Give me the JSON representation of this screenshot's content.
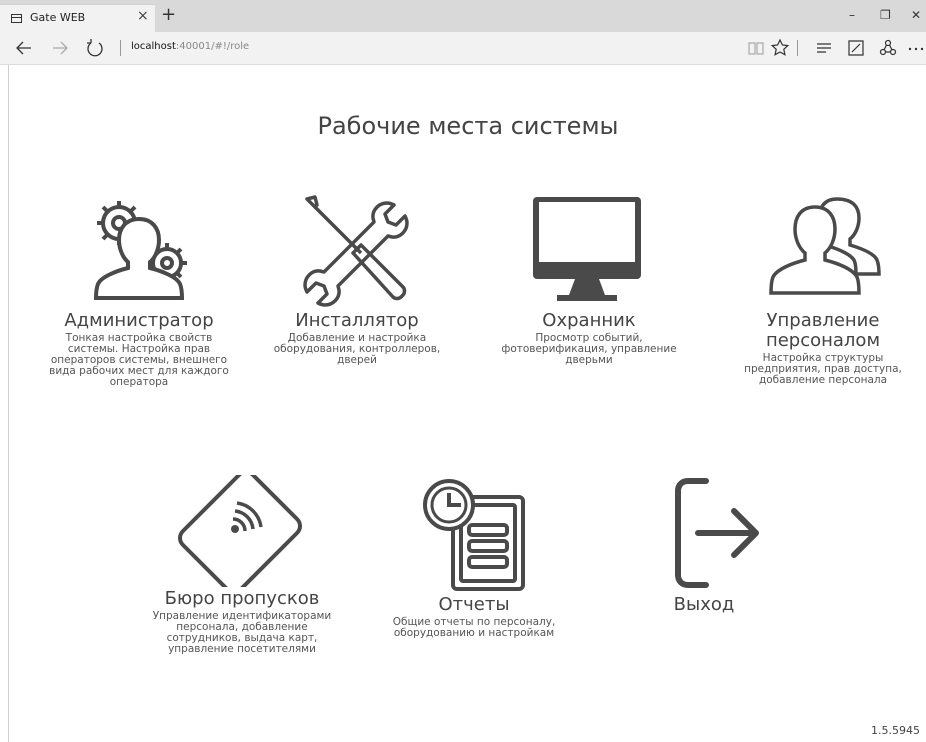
{
  "browser": {
    "tab_title": "Gate WEB",
    "tab_close": "×",
    "new_tab": "+",
    "url_host": "localhost",
    "url_path": ":40001/#!/role",
    "win_min": "–",
    "win_restore": "❐",
    "win_close": "✕"
  },
  "page": {
    "title": "Рабочие места системы",
    "version": "1.5.5945"
  },
  "roles": [
    {
      "name": "Администратор",
      "icon": "admin-gears-icon",
      "desc": "Тонкая настройка свойств системы. Настройка прав операторов системы, внешнего вида рабочих мест для каждого оператора"
    },
    {
      "name": "Инсталлятор",
      "icon": "wrench-screwdriver-icon",
      "desc": "Добавление и настройка оборудования, контроллеров, дверей"
    },
    {
      "name": "Охранник",
      "icon": "monitor-icon",
      "desc": "Просмотр событий, фотоверификация, управление дверьми"
    },
    {
      "name": "Управление персоналом",
      "icon": "users-icon",
      "desc": "Настройка структуры предприятия, прав доступа, добавление персонала"
    },
    {
      "name": "Бюро пропусков",
      "icon": "access-card-icon",
      "desc": "Управление идентификаторами персонала, добавление сотрудников, выдача карт, управление посетителями"
    },
    {
      "name": "Отчеты",
      "icon": "report-clock-icon",
      "desc": "Общие отчеты по персоналу, оборудованию и настройкам"
    },
    {
      "name": "Выход",
      "icon": "exit-icon",
      "desc": ""
    }
  ],
  "colors": {
    "icon": "#4a4a4a",
    "chrome": "#f2f2f2",
    "tabbar": "#d9d9d9"
  }
}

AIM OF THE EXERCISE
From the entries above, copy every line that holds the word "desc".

EXERCISE SOLUTION
      "desc": "Тонкая настройка свойств системы. Настройка прав операторов системы, внешнего вида рабочих мест для каждого оператора"
      "desc": "Добавление и настройка оборудования, контроллеров, дверей"
      "desc": "Просмотр событий, фотоверификация, управление дверьми"
      "desc": "Настройка структуры предприятия, прав доступа, добавление персонала"
      "desc": "Управление идентификаторами персонала, добавление сотрудников, выдача карт, управление посетителями"
      "desc": "Общие отчеты по персоналу, оборудованию и настройкам"
      "desc": ""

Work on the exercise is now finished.